Throughout the Regency, many small and large potteries continued to make simple, inexpensive money boxes, just as they had for decades before. Sales were especially brisk in the last week of the year among those of the servant class. Nearly all servants had a money box into which they put any spare coins from tips or vails which they might recieve over the course of the year. It was the tradition on Boxing Day for the servants to smash their money boxes and use the money they had saved to enjoy themselves on that day. For that reason, these money boxes were also known as "Christmas boxes" and "rattling boxes." Most servants would then buy a new money box in which to keep their savings for the next year. It was not only servants of the lower orders who kept a money box. Servants from butlers and housekeepers to boot boys and scullery maids all kept a money box into which they slipped any coins they might acquire over the course of a year. Those ceramic money boxes offered their owners some security for their money when living in a community of their fellow servants. Few servants had private living quarters or storage areas where they could keep valuables. Money boxes made of ceramic offered them an inexpensive way to protect their savings, since the only way to get to those coins was to smash the money box, thus deterring pilfering.
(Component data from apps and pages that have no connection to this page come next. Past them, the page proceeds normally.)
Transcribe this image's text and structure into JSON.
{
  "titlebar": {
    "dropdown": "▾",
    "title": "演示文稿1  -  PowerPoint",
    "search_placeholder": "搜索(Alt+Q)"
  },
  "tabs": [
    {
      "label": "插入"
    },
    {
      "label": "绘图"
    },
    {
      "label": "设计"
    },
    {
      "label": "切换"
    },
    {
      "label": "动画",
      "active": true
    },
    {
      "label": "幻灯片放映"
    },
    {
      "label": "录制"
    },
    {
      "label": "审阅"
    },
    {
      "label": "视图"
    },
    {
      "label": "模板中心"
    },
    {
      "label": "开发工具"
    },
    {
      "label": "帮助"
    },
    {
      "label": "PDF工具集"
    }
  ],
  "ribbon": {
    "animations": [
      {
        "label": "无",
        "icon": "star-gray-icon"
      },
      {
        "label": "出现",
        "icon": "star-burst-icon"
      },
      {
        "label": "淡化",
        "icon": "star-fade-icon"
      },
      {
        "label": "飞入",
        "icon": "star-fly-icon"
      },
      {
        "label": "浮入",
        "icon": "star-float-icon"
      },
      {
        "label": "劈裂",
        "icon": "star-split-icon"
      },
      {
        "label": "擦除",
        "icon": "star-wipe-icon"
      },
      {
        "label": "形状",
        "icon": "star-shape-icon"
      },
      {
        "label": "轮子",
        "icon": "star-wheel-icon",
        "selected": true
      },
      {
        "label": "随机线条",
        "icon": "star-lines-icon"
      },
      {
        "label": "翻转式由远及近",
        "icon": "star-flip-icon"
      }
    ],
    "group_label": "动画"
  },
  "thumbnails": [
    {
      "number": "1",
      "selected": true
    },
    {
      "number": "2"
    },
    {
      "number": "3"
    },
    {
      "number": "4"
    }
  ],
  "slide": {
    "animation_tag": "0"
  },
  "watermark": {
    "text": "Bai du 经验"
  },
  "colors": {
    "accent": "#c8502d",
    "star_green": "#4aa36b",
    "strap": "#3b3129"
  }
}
Money boxes were also purchased by those of the middle and lower classes as gifts for babies and young children. Particularly among the lower classes, it was customary for a parent or god-parent to give a baby a money box into which they placed a few coins to start the child’s savings. Each year, on the child’s birthday or name day, family and friends might make gifts of coins which would be dropped into the child’s money box. As they got older, children might also earn a few coins from time to time which they also slipped into their money box. Typically, the money box was entrusted to the child’s mother, who would safeguard it and present it to the child when they came of age.
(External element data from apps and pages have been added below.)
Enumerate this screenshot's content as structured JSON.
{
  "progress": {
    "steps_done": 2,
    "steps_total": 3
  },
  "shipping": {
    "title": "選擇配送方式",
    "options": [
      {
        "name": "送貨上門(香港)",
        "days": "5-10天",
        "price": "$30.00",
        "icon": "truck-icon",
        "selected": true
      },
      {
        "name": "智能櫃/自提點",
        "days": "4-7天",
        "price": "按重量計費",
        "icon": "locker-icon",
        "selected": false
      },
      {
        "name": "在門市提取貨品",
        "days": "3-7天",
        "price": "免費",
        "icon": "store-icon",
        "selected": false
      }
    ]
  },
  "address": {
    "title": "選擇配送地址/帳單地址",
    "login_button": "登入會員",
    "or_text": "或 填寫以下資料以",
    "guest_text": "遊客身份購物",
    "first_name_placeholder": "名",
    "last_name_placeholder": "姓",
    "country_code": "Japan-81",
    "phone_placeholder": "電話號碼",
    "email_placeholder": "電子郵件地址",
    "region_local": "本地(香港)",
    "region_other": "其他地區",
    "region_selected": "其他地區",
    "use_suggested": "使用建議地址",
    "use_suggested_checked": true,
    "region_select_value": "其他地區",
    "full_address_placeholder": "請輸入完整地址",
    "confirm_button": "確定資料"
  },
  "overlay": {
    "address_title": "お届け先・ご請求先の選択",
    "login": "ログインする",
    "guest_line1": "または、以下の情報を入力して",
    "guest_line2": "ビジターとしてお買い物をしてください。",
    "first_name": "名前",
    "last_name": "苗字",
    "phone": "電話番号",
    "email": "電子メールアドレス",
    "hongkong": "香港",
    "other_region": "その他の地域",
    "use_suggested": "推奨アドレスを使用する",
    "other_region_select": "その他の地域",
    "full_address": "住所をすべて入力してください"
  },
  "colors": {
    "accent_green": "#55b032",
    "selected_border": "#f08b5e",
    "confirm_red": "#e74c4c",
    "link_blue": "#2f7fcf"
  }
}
Though money boxes were quite ubiquitous during the Regency, very few of them have survived into modern times since they were smashed when their owner wanted the coins which they contained. Nevertheless, Regency Authors can use fictional money boxes in their stories as often as they like. Perhaps a country girl, working as a housemaid, has resisted the urge to smash her money box every Boxing Day. Over the years, she has saved enough money to open her own shop. Or, maybe a farm lad, harboring what he believes to be a hopeless dream of traveling to the big city, is presented with a full money box on his eighteenth birthday. Then again, though it seems the upper classes seldom bothered with money boxes, it is always possible that a doting and/or eccentric relative might give a money box to a grandchild, niece or nephew, slipping more coins into it each year on that child’s name day or birthday. How might that money box save the day for that child later in life? Could a money box be just the thing for a spy desperate to smuggle a message, or a map, back to England? Instead of coins, the message or the map could be written or drawn on paper, possibly with sympathetic ink, then folded down and stuffed through the coin slot in the money box. The spy, or a courier, could transport the money box in their luggage, ostensibly as a gift for a child. Even if the luggage is searched, the money box would arouse little interest in anyone searching the contents. And, since the only way to open the money box is to smash it, only someone truly heartless would smash a simple gift intended for a child. How else might a money box figure in a Regency story?